## [TASK REQUIREMENTS]
Please work out how many lines below contain the word "photo", and reply with only that number.

EXERCISE MATERIAL section start

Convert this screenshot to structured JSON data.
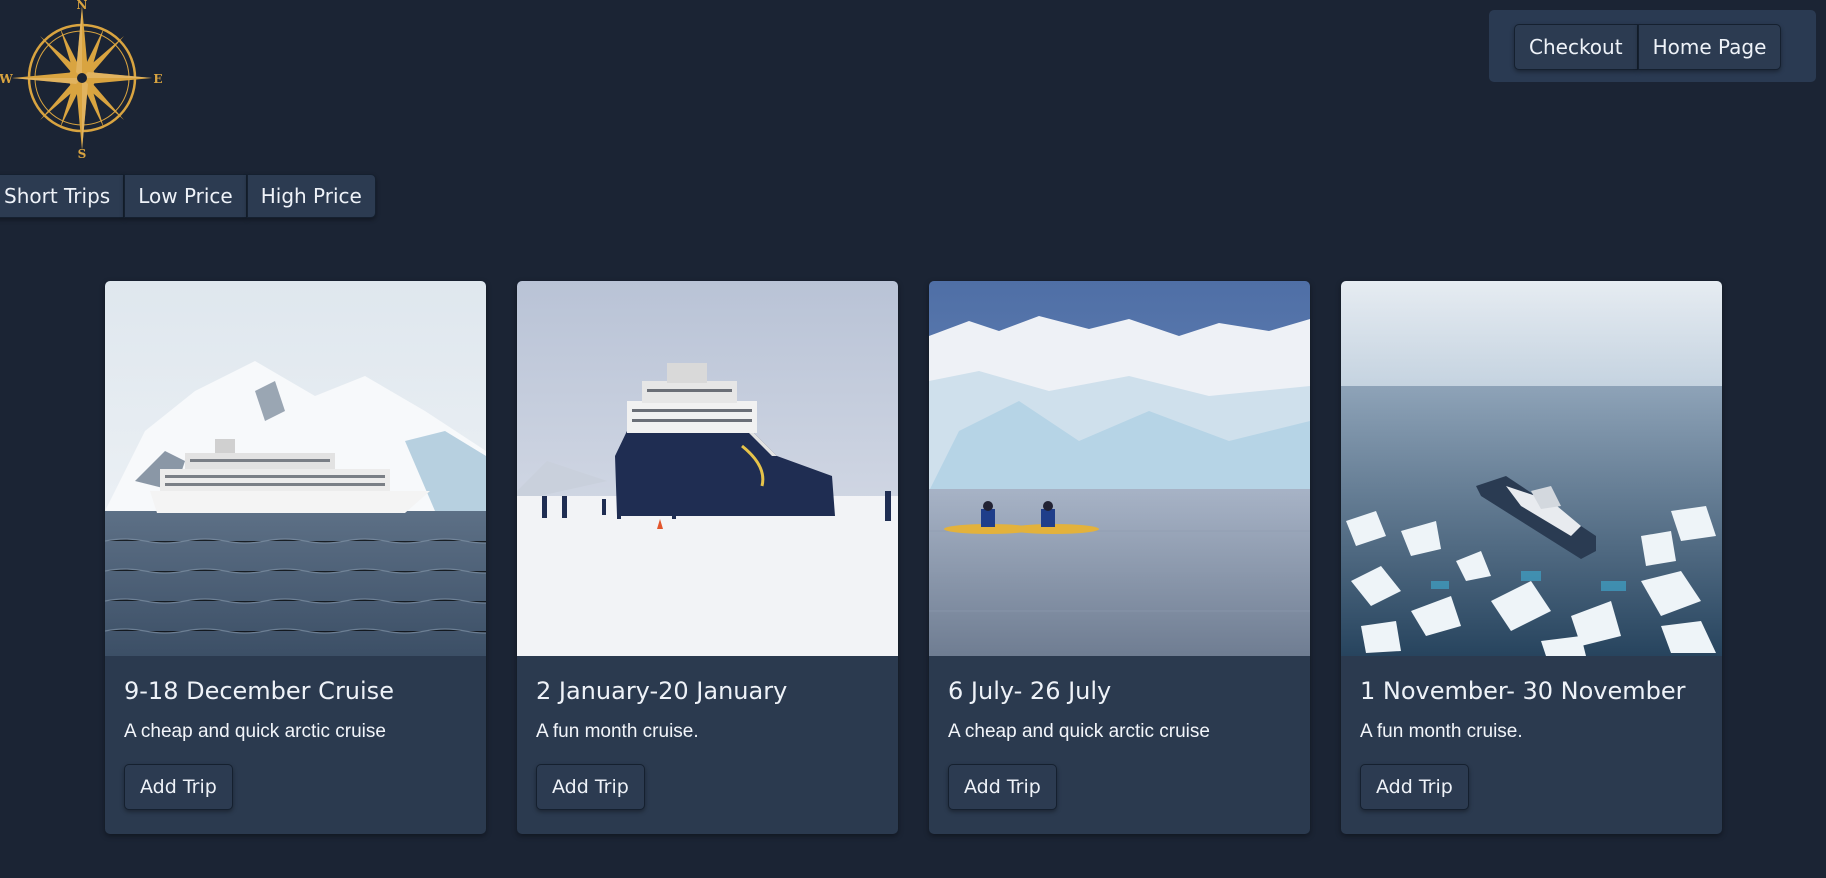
{
  "logo": {
    "icon": "compass-rose-icon",
    "north": "N",
    "south": "S",
    "east": "E",
    "west": "W"
  },
  "nav": {
    "checkout_label": "Checkout",
    "home_label": "Home Page"
  },
  "filters": {
    "short_trips_label": "Short Trips",
    "low_price_label": "Low Price",
    "high_price_label": "High Price"
  },
  "cards": [
    {
      "image": "cruise-ship-antarctic-mountains-photo",
      "title": "9-18 December Cruise",
      "text": "A cheap and quick arctic cruise",
      "button": "Add Trip"
    },
    {
      "image": "expedition-ship-on-ice-photo",
      "title": "2 January-20 January",
      "text": "A fun month cruise.",
      "button": "Add Trip"
    },
    {
      "image": "glacier-kayaks-photo",
      "title": "6 July- 26 July",
      "text": "A cheap and quick arctic cruise",
      "button": "Add Trip"
    },
    {
      "image": "ship-in-sea-ice-aerial-photo",
      "title": "1 November- 30 November",
      "text": "A fun month cruise.",
      "button": "Add Trip"
    }
  ],
  "colors": {
    "background": "#1b2434",
    "card": "#2b3a4f",
    "button": "#2c3b51",
    "compass_gold": "#d9a440"
  }
}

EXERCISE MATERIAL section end

## [RESULT]
4